Please copy the records below word for word, leaving out the pictures.
┌──
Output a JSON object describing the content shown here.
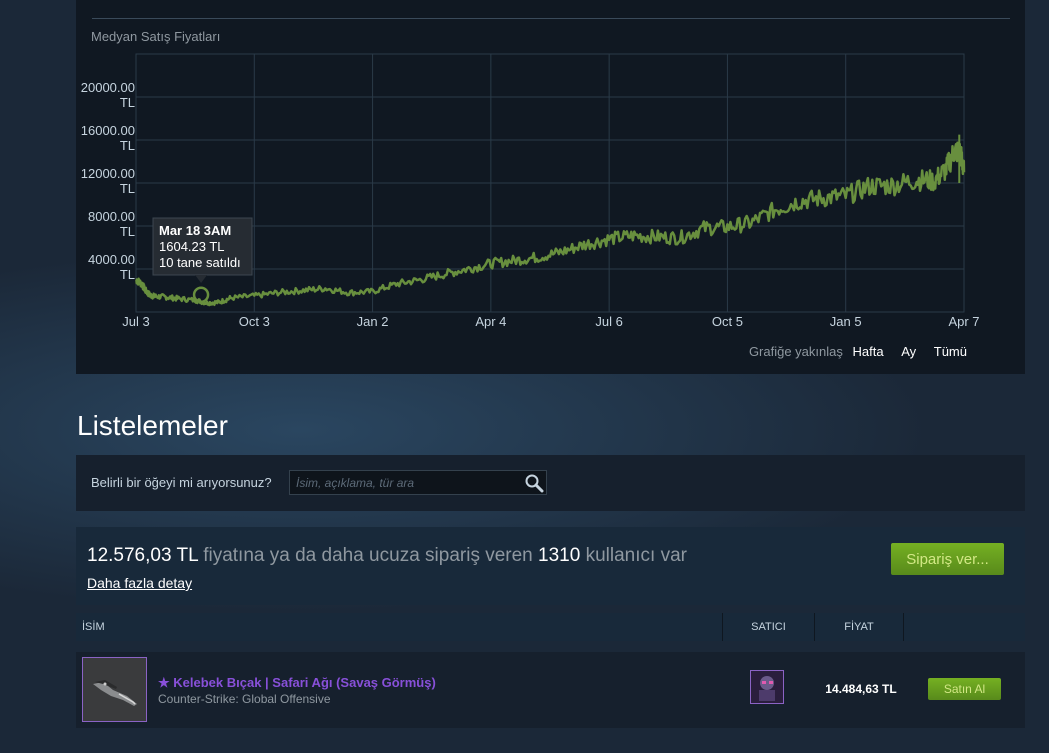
{
  "chart": {
    "title": "Medyan Satış Fiyatları",
    "tooltip": {
      "date": "Mar 18 3AM",
      "price": "1604.23 TL",
      "sold": "10 tane satıldı"
    }
  },
  "chart_data": {
    "type": "line",
    "title": "Medyan Satış Fiyatları",
    "xlabel": "",
    "ylabel": "",
    "x_ticks": [
      "Jul 3",
      "Oct 3",
      "Jan 2",
      "Apr 4",
      "Jul 6",
      "Oct 5",
      "Jan 5",
      "Apr 7"
    ],
    "y_ticks": [
      "4000.00 TL",
      "8000.00 TL",
      "12000.00 TL",
      "16000.00 TL",
      "20000.00 TL"
    ],
    "ylim": [
      0,
      24000
    ],
    "grid": true,
    "color": "#688f3e",
    "series": [
      {
        "values": [
          [
            0,
            3000
          ],
          [
            0.05,
            2600
          ],
          [
            0.08,
            2000
          ],
          [
            0.12,
            1550
          ],
          [
            0.16,
            1450
          ],
          [
            0.25,
            1400
          ],
          [
            0.35,
            1250
          ],
          [
            0.5,
            1100
          ],
          [
            0.6,
            850
          ],
          [
            0.7,
            900
          ],
          [
            0.8,
            1300
          ],
          [
            1.0,
            1500
          ],
          [
            1.2,
            1800
          ],
          [
            1.4,
            2000
          ],
          [
            1.6,
            2200
          ],
          [
            1.8,
            1800
          ],
          [
            2.0,
            1900
          ],
          [
            2.2,
            2600
          ],
          [
            2.4,
            3000
          ],
          [
            2.6,
            3500
          ],
          [
            2.8,
            4000
          ],
          [
            3.0,
            4500
          ],
          [
            3.2,
            4800
          ],
          [
            3.4,
            5100
          ],
          [
            3.6,
            5600
          ],
          [
            3.8,
            6300
          ],
          [
            4.0,
            6800
          ],
          [
            4.2,
            7100
          ],
          [
            4.4,
            7000
          ],
          [
            4.6,
            6900
          ],
          [
            4.8,
            7800
          ],
          [
            5.0,
            7900
          ],
          [
            5.2,
            8300
          ],
          [
            5.4,
            9500
          ],
          [
            5.6,
            10300
          ],
          [
            5.8,
            10600
          ],
          [
            6.0,
            10800
          ],
          [
            6.2,
            11700
          ],
          [
            6.4,
            11800
          ],
          [
            6.6,
            12300
          ],
          [
            6.75,
            12200
          ],
          [
            6.85,
            13300
          ],
          [
            6.92,
            15000
          ],
          [
            6.97,
            14800
          ],
          [
            7.0,
            13000
          ]
        ]
      }
    ],
    "tooltip_point": {
      "x": 0.55,
      "y": 1604.23,
      "label": "Mar 18 3AM"
    }
  },
  "zoom": {
    "label": "Grafiğe yakınlaş",
    "options": [
      "Hafta",
      "Ay",
      "Tümü"
    ]
  },
  "listings": {
    "heading": "Listelemeler",
    "search_label": "Belirli bir öğeyi mi arıyorsunuz?",
    "search_placeholder": "İsim, açıklama, tür ara"
  },
  "buy_order": {
    "price": "12.576,03 TL",
    "middle": " fiyatına ya da daha ucuza sipariş veren ",
    "count": "1310",
    "suffix": " kullanıcı var",
    "detail_link": "Daha fazla detay",
    "button": "Sipariş ver..."
  },
  "table": {
    "col_name": "İSİM",
    "col_seller": "SATICI",
    "col_price": "FİYAT"
  },
  "item": {
    "name": "★ Kelebek Bıçak | Safari Ağı (Savaş Görmüş)",
    "game": "Counter-Strike: Global Offensive",
    "price": "14.484,63 TL",
    "buy_button": "Satın Al"
  },
  "colors": {
    "accent_green": "#75b022",
    "rarity_purple": "#8850d9",
    "chart_line": "#688f3e"
  }
}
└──
Your solution ->
Output a JSON object describing the content shown here.
{
  "chart": {
    "title": "Medyan Satış Fiyatları",
    "tooltip": {
      "date": "Mar 18 3AM",
      "price": "1604.23 TL",
      "sold": "10 tane satıldı"
    }
  },
  "chart_data": {
    "type": "line",
    "title": "Medyan Satış Fiyatları",
    "xlabel": "",
    "ylabel": "",
    "x_ticks": [
      "Jul 3",
      "Oct 3",
      "Jan 2",
      "Apr 4",
      "Jul 6",
      "Oct 5",
      "Jan 5",
      "Apr 7"
    ],
    "y_ticks": [
      "4000.00 TL",
      "8000.00 TL",
      "12000.00 TL",
      "16000.00 TL",
      "20000.00 TL"
    ],
    "ylim": [
      0,
      24000
    ],
    "grid": true,
    "color": "#688f3e",
    "series": [
      {
        "values": [
          [
            0,
            3000
          ],
          [
            0.05,
            2600
          ],
          [
            0.08,
            2000
          ],
          [
            0.12,
            1550
          ],
          [
            0.16,
            1450
          ],
          [
            0.25,
            1400
          ],
          [
            0.35,
            1250
          ],
          [
            0.5,
            1100
          ],
          [
            0.6,
            850
          ],
          [
            0.7,
            900
          ],
          [
            0.8,
            1300
          ],
          [
            1.0,
            1500
          ],
          [
            1.2,
            1800
          ],
          [
            1.4,
            2000
          ],
          [
            1.6,
            2200
          ],
          [
            1.8,
            1800
          ],
          [
            2.0,
            1900
          ],
          [
            2.2,
            2600
          ],
          [
            2.4,
            3000
          ],
          [
            2.6,
            3500
          ],
          [
            2.8,
            4000
          ],
          [
            3.0,
            4500
          ],
          [
            3.2,
            4800
          ],
          [
            3.4,
            5100
          ],
          [
            3.6,
            5600
          ],
          [
            3.8,
            6300
          ],
          [
            4.0,
            6800
          ],
          [
            4.2,
            7100
          ],
          [
            4.4,
            7000
          ],
          [
            4.6,
            6900
          ],
          [
            4.8,
            7800
          ],
          [
            5.0,
            7900
          ],
          [
            5.2,
            8300
          ],
          [
            5.4,
            9500
          ],
          [
            5.6,
            10300
          ],
          [
            5.8,
            10600
          ],
          [
            6.0,
            10800
          ],
          [
            6.2,
            11700
          ],
          [
            6.4,
            11800
          ],
          [
            6.6,
            12300
          ],
          [
            6.75,
            12200
          ],
          [
            6.85,
            13300
          ],
          [
            6.92,
            15000
          ],
          [
            6.97,
            14800
          ],
          [
            7.0,
            13000
          ]
        ]
      }
    ],
    "tooltip_point": {
      "x": 0.55,
      "y": 1604.23,
      "label": "Mar 18 3AM"
    }
  },
  "zoom": {
    "label": "Grafiğe yakınlaş",
    "options": [
      "Hafta",
      "Ay",
      "Tümü"
    ]
  },
  "listings": {
    "heading": "Listelemeler",
    "search_label": "Belirli bir öğeyi mi arıyorsunuz?",
    "search_placeholder": "İsim, açıklama, tür ara"
  },
  "buy_order": {
    "price": "12.576,03 TL",
    "middle": " fiyatına ya da daha ucuza sipariş veren ",
    "count": "1310",
    "suffix": " kullanıcı var",
    "detail_link": "Daha fazla detay",
    "button": "Sipariş ver..."
  },
  "table": {
    "col_name": "İSİM",
    "col_seller": "SATICI",
    "col_price": "FİYAT"
  },
  "item": {
    "name": "★ Kelebek Bıçak | Safari Ağı (Savaş Görmüş)",
    "game": "Counter-Strike: Global Offensive",
    "price": "14.484,63 TL",
    "buy_button": "Satın Al"
  },
  "colors": {
    "accent_green": "#75b022",
    "rarity_purple": "#8850d9",
    "chart_line": "#688f3e"
  }
}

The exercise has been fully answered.